However, if you and your partner(s) have both gotten tested for all STIs (and are either exclusive or consistently having protected sex with other people), then it is safer to have unprotected sex without the risk of passing on an STI (but still use birth control if you do not want to get pregnant!)
Getting tested is very important because some STIs can be asymptomatic, so someone may think it is fine to have unprotected sex when they are actually contagious. When requesting an STI test from your physician, be sure to ask for it to be as comprehensive as possible. Urine tests or swabs do not cover all possible STIs. This is also why it is highly recommended to use a condom or another type of barrier method in a random/casual hookup even if you are already using birth control.
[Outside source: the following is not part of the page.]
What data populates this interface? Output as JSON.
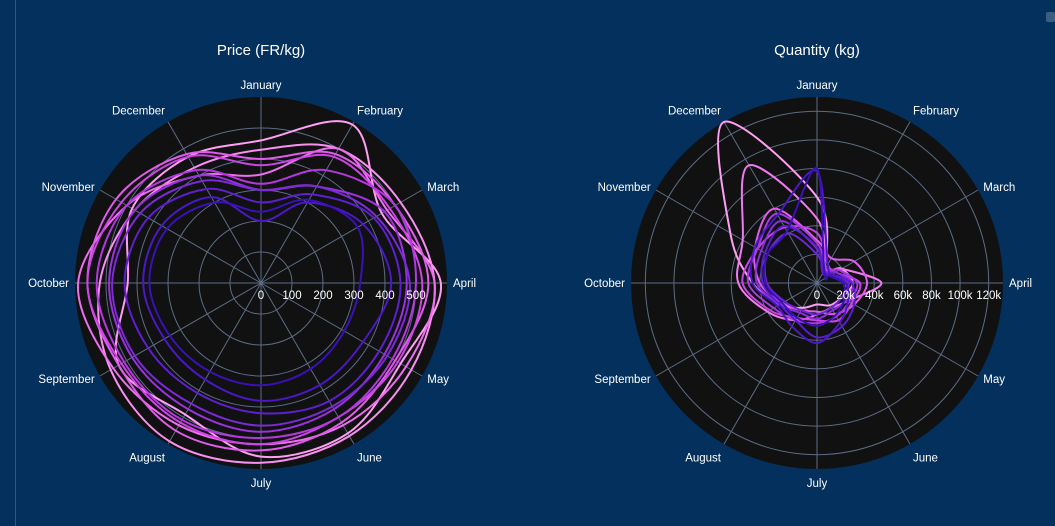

During sexual intercourse of any kind, it is important to use barrier methods in order to minimize transmission. Barrier methods can both prevent pregnancy and the transmission of STIs when used properly. Refer to the barrier method section in the Birth Control page for more information on external and internal condoms.
Individuals that are sexually active are recommended to get STI tested somewhat regularly, about once a year, even if they are in an exclusive relationship where everyone has already been screened and are continuously asymptomatic. Certain groups of people are more at-risk for getting an STI than others, and may need to get tested more often. The CDC recommends that everyone gets tested for HIV at least once in their young adult life, individuals who identify as women should get tested for chlamydia and gonorrhea once a year, and that sexually active gay and bisexual men should get tested for chlamydia, gonorrhea, HIV, and syphilis 1-2 times a year.
To prevent getting HPV, get the HPV vaccine! The HPV vaccine is offer to individuals starting at around 11-12 years of age. If you don't know if you are vaccinated, talk with your parent(s) or guardian(s) or your current physician to see if they have a record. If you did not get the HPV vaccine as a preteen you can still get vaccinated. If you already have HPV, the vaccine will not get rid of the infection; however, it will protect you against other strains. If you have a cervix, make sure to get a papsmear (also called a pap test) starting at 21 years of age.